Sansone says that in a recent update, Deborah Cartwright, director of the Property Tax Assistance Division from the state comptroller’s office (http://www.window.state.tx.us/) announced that the Texas Legislature added beekeeping as another agricultural use for purposes of open-space land appraisal.
Entomologist Chris Sansone says Texas beekeepers can get tax break.Tax Code Section 23.51(2) was amended to include the definition of agricultural use as “the use of land to raise or keep bees for pollination or for the production of human food or other tangible products having a commercial value, provided the land uses is not less than five or more than 20 acres.”

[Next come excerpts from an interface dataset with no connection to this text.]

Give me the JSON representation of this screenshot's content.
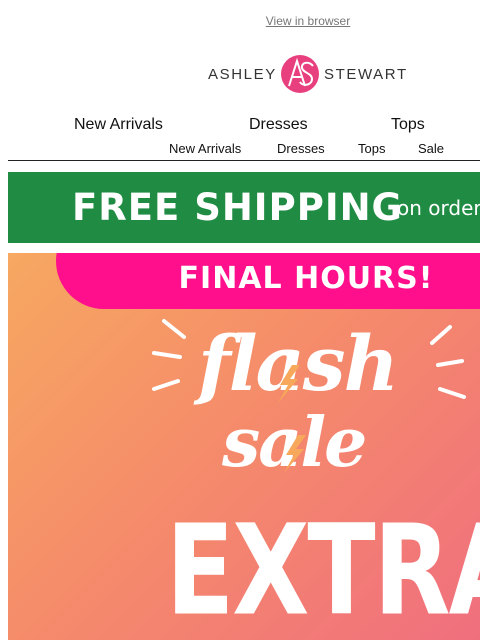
{
  "header": {
    "view_in_browser": "View in browser"
  },
  "logo": {
    "left": "ASHLEY",
    "right": "STEWART",
    "monogram": "AS",
    "accent": "#e8407f"
  },
  "nav_main": {
    "items": [
      "New Arrivals",
      "Dresses",
      "Tops"
    ]
  },
  "nav_sub": {
    "items": [
      "New Arrivals",
      "Dresses",
      "Tops",
      "Sale"
    ]
  },
  "shipping_banner": {
    "headline": "FREE SHIPPING",
    "tail": "on orders",
    "color": "#1f8b43"
  },
  "hero": {
    "badge": "FINAL HOURS!",
    "flash": "flash",
    "sale": "sale",
    "extra": "EXTRA",
    "badge_color": "#ff0f8b",
    "bolt_color": "#f7a85a"
  }
}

“The second option states that the food or products must have commercial value, not commercial production,” Sansone says. “While human food and products must be produced, the law does not require that they been sold commercially. Commercial production of agricultural products, such as livestock or crops, is not required for land to qualify for open-space land appraisal under current law. The other option requires that the land be used for raising or keeping bees for pollination.”Sansone says the Texas Comptroller’s office recommended that each appraisal district consult their local Texas AgriLife Extension Service local office concerning the number of acres and hives needed to fulfill the requirement.
“A bee yard or apiary can be run on a pretty small scale,” he says. “Bees forage over a large area, sometimes well over a mile depending on available resources. Central Texas is not the optimum for beekeeping because of the lack of a consistent pollen and nectar source, compared to the Houston/College Station.”
Sansone says the website http://www.ent.uga.edu/bees/pollination/managing-bees-pollination.html offers a good overview on managing bee populations.
Will Pennsylvania lawmakers do the same? Only time will tell! [-Ed]
This article appears in the American Agriculturalist